Employees and guests are finally able to come back down Little Cottonwood Canyon with the reopening of state Route 210 after being stuck for almost five days.

On Monday night, everyone in the area was restricted from going outside in what mountain regulars know as an interlodge event while the Utah Department of Transportation worked on avalanche mitigation. The interlodge was lifted Thursday morning — only to be reinstated when a natural avalanche slid into the road Thursday afternoon.

Alta Central announced that the interlodge was lifted again Friday morning. Those who were stuck are now allowed to drive back down, but travel up the road is still prohibited.

While interlodges are a common response to winter storms at Alta and Snowbird, resort and public safety workers say this season is different.

“In a normal, busy winter, I would say we might have serious road events up to 10 times a year. We’re at triple that volume this year,” Alta Town Marshal Mike Morey said.

According to Alta Lodge president Cliff Curry, interlodges typically last a few hours, rather than multiple days like this one did.

“This year, when we’re headed for 900 inches and breaking all the records, it’s just beyond anything we’ve ever experienced,” he said.

Related
Heavy snowfall has Utah preparing for potential flooding

The Utah Department of Transportation, ski resorts and the town of Alta alerted the public on Sunday of a possible interlodge so that guests could decide not to risk getting stuck, but Snowbird Ski Resort spokesperson Sarah Sherman said some skiers came anyway.

“Some people see that and say, ‘I want to get stuck at Snowbird,’ and they’ll book lodging to come up because they want to get that country club skiing,” Sherman said.

Guests like these were likely disappointed Tuesday, when both Snowbird and Alta closed.

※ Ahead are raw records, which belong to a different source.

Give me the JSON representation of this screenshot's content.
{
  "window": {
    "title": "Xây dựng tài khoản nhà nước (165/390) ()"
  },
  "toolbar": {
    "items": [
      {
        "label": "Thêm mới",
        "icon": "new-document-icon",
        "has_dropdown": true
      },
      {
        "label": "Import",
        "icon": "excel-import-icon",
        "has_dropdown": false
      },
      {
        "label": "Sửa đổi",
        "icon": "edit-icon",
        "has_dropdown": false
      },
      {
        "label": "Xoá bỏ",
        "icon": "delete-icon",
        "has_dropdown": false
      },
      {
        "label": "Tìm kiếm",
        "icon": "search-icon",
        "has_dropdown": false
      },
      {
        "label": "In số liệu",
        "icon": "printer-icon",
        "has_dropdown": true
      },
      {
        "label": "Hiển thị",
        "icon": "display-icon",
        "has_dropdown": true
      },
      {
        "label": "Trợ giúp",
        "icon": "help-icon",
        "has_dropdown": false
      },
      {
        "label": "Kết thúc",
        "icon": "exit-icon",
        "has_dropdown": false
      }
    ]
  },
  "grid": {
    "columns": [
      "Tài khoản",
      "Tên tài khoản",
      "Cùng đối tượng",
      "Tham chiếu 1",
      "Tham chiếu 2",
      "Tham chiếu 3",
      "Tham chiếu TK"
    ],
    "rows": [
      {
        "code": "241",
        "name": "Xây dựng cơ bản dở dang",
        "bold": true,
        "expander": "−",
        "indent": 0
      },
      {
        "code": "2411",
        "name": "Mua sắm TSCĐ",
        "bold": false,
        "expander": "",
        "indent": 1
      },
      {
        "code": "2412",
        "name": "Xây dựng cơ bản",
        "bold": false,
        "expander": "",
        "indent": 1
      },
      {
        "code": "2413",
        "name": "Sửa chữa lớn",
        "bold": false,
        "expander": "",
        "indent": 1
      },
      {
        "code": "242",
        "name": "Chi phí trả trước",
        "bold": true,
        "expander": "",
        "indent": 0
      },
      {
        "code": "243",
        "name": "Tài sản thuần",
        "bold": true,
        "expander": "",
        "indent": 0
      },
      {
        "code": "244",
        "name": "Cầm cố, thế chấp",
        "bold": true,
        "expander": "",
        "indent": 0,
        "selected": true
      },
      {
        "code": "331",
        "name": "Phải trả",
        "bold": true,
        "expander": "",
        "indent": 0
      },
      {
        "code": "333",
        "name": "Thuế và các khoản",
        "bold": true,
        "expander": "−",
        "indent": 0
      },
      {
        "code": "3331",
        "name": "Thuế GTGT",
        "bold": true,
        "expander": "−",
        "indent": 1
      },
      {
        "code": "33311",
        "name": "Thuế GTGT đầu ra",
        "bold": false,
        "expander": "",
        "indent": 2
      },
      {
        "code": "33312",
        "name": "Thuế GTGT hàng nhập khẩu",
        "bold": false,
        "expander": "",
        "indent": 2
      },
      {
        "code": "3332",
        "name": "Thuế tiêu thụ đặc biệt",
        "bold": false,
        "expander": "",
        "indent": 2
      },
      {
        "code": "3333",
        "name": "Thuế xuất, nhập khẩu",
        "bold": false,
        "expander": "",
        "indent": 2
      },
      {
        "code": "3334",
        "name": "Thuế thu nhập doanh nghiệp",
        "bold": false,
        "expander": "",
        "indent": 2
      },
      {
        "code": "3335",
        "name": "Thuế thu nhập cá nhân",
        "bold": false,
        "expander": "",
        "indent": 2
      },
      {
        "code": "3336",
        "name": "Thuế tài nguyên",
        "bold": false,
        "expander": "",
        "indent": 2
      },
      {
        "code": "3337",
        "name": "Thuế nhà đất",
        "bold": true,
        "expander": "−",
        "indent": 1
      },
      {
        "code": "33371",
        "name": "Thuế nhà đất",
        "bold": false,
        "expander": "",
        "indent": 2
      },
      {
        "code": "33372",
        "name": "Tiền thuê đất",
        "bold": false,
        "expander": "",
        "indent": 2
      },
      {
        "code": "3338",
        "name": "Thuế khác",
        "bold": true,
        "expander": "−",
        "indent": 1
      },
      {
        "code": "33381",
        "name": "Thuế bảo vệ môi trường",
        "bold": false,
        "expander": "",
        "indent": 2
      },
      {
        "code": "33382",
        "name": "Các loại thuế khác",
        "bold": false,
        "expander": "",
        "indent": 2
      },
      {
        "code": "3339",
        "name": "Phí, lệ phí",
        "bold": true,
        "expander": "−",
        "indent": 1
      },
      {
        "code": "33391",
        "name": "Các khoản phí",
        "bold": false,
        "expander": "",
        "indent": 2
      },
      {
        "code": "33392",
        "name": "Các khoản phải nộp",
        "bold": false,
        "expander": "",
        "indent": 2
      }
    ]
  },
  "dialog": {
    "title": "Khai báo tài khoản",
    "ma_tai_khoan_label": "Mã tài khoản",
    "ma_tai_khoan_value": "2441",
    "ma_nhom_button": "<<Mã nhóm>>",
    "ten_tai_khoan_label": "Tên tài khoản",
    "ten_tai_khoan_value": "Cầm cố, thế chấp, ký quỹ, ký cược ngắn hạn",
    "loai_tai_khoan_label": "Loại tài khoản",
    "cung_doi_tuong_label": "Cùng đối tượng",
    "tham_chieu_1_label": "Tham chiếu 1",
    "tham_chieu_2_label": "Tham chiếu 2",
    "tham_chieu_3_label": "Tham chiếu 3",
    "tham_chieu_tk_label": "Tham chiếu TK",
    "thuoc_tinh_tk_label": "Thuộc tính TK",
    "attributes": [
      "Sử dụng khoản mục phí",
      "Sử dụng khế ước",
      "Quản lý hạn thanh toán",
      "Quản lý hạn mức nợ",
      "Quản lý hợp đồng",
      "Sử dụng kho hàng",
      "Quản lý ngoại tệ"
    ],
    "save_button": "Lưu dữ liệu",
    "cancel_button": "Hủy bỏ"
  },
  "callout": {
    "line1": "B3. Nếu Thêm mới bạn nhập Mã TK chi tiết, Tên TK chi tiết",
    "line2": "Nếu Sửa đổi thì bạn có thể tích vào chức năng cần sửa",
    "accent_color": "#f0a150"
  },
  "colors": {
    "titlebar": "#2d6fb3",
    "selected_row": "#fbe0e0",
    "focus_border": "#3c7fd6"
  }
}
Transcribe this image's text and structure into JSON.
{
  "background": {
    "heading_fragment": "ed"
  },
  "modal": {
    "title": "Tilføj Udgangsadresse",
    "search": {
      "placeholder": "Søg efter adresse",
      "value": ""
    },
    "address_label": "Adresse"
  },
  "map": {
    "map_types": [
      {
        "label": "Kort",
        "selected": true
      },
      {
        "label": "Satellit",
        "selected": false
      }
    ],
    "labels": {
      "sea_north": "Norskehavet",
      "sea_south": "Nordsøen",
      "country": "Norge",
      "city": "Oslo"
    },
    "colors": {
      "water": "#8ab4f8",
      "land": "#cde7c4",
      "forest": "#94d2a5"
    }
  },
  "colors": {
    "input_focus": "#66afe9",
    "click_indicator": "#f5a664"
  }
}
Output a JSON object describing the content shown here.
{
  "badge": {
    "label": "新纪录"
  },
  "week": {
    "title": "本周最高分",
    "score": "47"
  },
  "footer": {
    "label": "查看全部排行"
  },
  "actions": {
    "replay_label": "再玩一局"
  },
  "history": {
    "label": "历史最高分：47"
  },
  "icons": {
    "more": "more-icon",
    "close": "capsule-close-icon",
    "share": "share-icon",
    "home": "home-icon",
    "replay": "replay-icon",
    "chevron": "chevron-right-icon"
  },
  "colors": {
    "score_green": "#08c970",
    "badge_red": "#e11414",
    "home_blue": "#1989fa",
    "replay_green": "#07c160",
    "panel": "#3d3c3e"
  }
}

“Lots of people dressed at the doors to get out if a lift opens,” one Snowbird guest posted on Reddit on Wednesday.

Morey swore the Alta Ski Patrol in as temporary deputies Monday afternoon, allowing them to issue citations for breaking interlodge restrictions.

“We put a lot of energy into searching all the vehicles in town, making sure that we don’t have anybody that’s going to pop up that didn’t already have a place to stay for the night,” Morey said. “When we do find them, we do our best to find a lodging accommodation for them.”

As of Wednesday, Curry said the lodge had plenty of provisions for employees and guests, as interlodges are “a part of life here at Alta.”

“Food as of this morning is ‘getting short’ according to the manager we spoke to at breakfast but the road should open before the hotel runs out. Riskiest thing right now is linens (towels, bedding, etc) as all linen service is done offsite,” the Reddit user posted Wednesday.

Despite the inevitable cabin fever, Snowbird food service employees talked about a sense of camaraderie.

“In a weird way, it’s kind of exciting,” one employee said. “Being here while records are being broken is pretty cool.”

Curry said the atmosphere at Alta Lodge was generally cheerful — some guests even set up scavenger hunts.

“The amazing thing about it is even though it’s difficult for everybody to be stuck inside ... the guests are cheerful about it, employees are cheerful about it, everybody’s pitching in and we’re getting through it,” he said.

Related
Utah's snowpack breaks 71-year-old record; Cox issues flood declaration as melt nears
Crews from the Utah Department of Transportation use machines to clear avalanche debris that covered the road in Little Cottonwood Canyon on Thursday, April 6, 2023. | Utah Department of Transportation